It’s rare for all three of HB Grandi’s pelagic vessels to all be fishing at the same time, but on this occasion the reason is a long break in fishing due to a prolonged spell of bad weather.

‘We had only just started when we had to seek shelter in Ísafjördur, and then we had a day on the fishing grounds before we had to be back in Ísafjördur again. The boats where there in a group, and as well as the three HB Grandi boats, Jón Kjartansson and Greenlandic purser Erika were alongside us. When the weather cleared up we were all able to get out and start searching together, and we found the capelin east of where we had left it,’ he said and commented that the fishing is much the same as before, with the capelin only in range from dusk, through the evening and night, and until daybreak.

‘There hasn’t been any heavy fishing, but we’ve been scratching a living.

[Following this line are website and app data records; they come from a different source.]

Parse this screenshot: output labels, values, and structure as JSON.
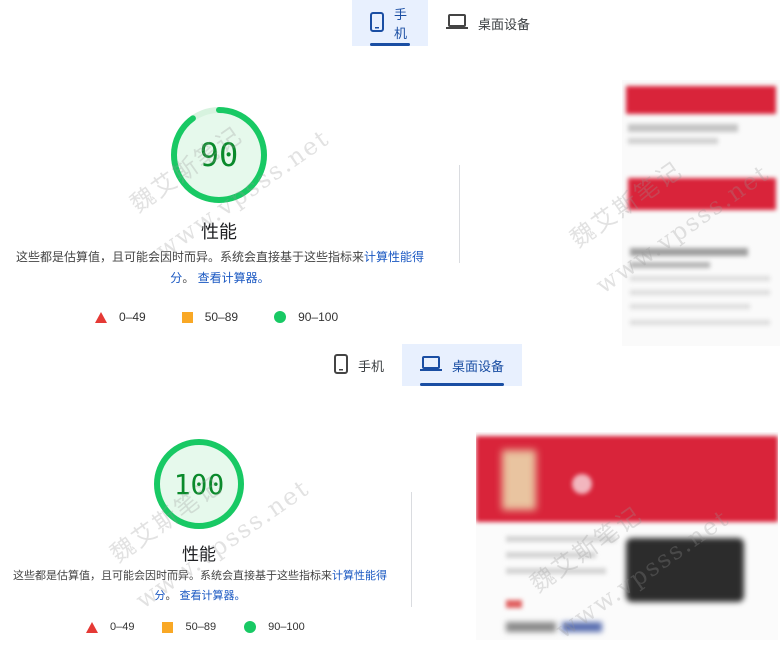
{
  "top": {
    "tabs": [
      {
        "label": "手机",
        "icon": "phone-icon",
        "active": true
      },
      {
        "label": "桌面设备",
        "icon": "laptop-icon",
        "active": false
      }
    ],
    "score": "90",
    "metric": "性能",
    "desc_prefix": "这些都是估算值，且可能会因时而异。系统会直接基于这些指标来",
    "desc_link1": "计算性能得分",
    "desc_mid": "。",
    "desc_link2": "查看计算器。",
    "legend": [
      "0–49",
      "50–89",
      "90–100"
    ]
  },
  "bottom": {
    "tabs": [
      {
        "label": "手机",
        "icon": "phone-icon",
        "active": false
      },
      {
        "label": "桌面设备",
        "icon": "laptop-icon",
        "active": true
      }
    ],
    "score": "100",
    "metric": "性能",
    "desc_prefix": "这些都是估算值，且可能会因时而异。系统会直接基于这些指标来",
    "desc_link1": "计算性能得分",
    "desc_mid": "。",
    "desc_link2": "查看计算器。",
    "legend": [
      "0–49",
      "50–89",
      "90–100"
    ]
  },
  "watermarks": [
    "魏艾斯笔记",
    "www.vpsss.net"
  ],
  "colors": {
    "accent": "#1a4ea3",
    "tab_active_bg": "#e8f0fe",
    "pass": "#18c964",
    "average": "#f9a825",
    "fail": "#e53935",
    "brand_red": "#d9243a"
  },
  "scores_numeric": {
    "mobile": 0.9,
    "desktop": 1.0
  }
}
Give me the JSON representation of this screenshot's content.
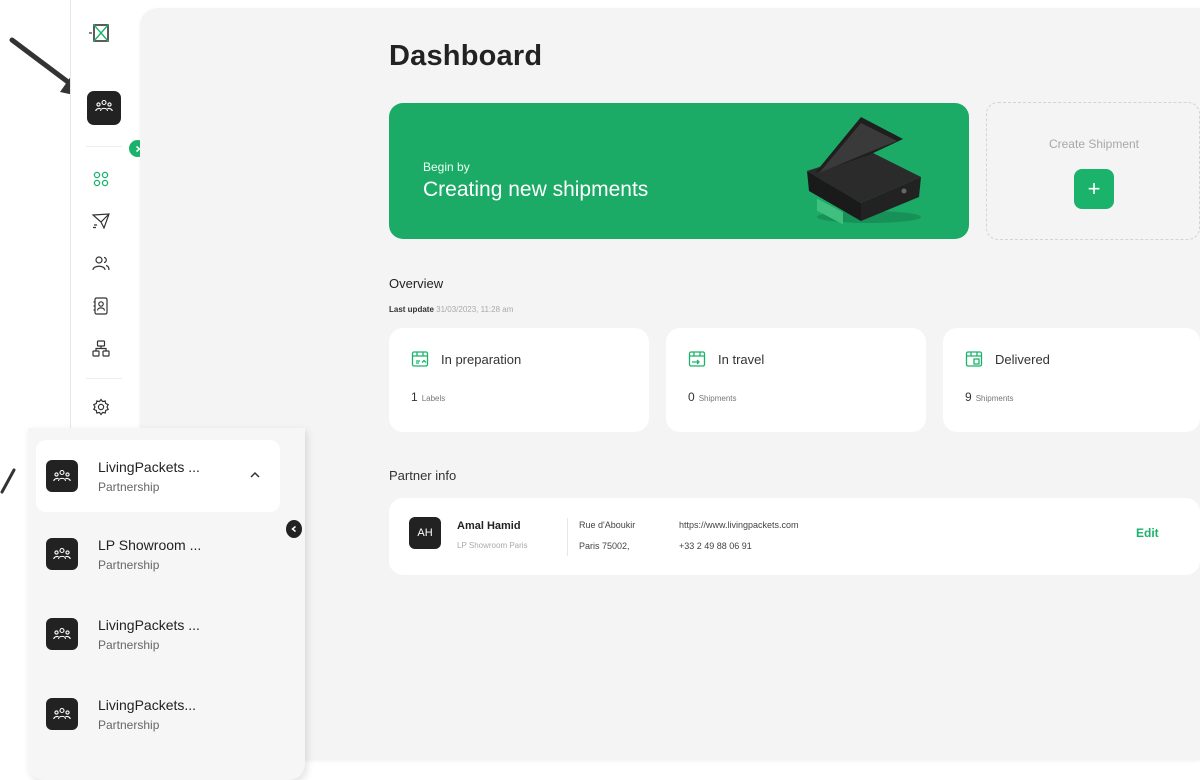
{
  "dashboard": {
    "title": "Dashboard"
  },
  "hero": {
    "small": "Begin by",
    "big": "Creating new shipments"
  },
  "create_shipment": {
    "label": "Create Shipment",
    "plus": "+"
  },
  "overview": {
    "title": "Overview",
    "last_update_label": "Last update",
    "last_update_value": "31/03/2023, 11:28 am",
    "stats": [
      {
        "label": "In preparation",
        "count": "1",
        "unit": "Labels"
      },
      {
        "label": "In travel",
        "count": "0",
        "unit": "Shipments"
      },
      {
        "label": "Delivered",
        "count": "9",
        "unit": "Shipments"
      }
    ]
  },
  "partner_info": {
    "title": "Partner info",
    "avatar": "AH",
    "name": "Amal Hamid",
    "company": "LP Showroom Paris",
    "address_line1": "Rue d'Aboukir",
    "address_line2": "Paris 75002,",
    "website": "https://www.livingpackets.com",
    "phone": "+33 2 49 88 06 91",
    "edit": "Edit"
  },
  "dropdown": {
    "items": [
      {
        "name": "LivingPackets ...",
        "type": "Partnership"
      },
      {
        "name": "LP Showroom ...",
        "type": "Partnership"
      },
      {
        "name": "LivingPackets ...",
        "type": "Partnership"
      },
      {
        "name": "LivingPackets...",
        "type": "Partnership"
      }
    ]
  },
  "colors": {
    "accent": "#1bb36b",
    "hero": "#1cab67",
    "dark": "#222222",
    "background": "#f4f4f4"
  },
  "icons": {
    "logo": "box-logo-icon",
    "partner": "partnership-icon",
    "nav": [
      "dashboard-grid-icon",
      "send-icon",
      "users-icon",
      "contacts-icon",
      "network-icon",
      "gear-icon"
    ],
    "stats": "box-status-icon"
  }
}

We’ve been getting around 100 tonnes in a shot, but we’ve had to work hard for it. It’s unbelievable how many whales there are about, with whole tribes of fin whales, and some of the boats have been unlucky enough to have shot around one of them. They are difficult to avoid in the dark, but fortunately we have managed to keep clear of them,’ Albert Sveinsson said.

The capelin that has been caught over the last twenty-four hours has been good sized fish and the last sample taken on board Faxi showed around 41 pieces per kilo.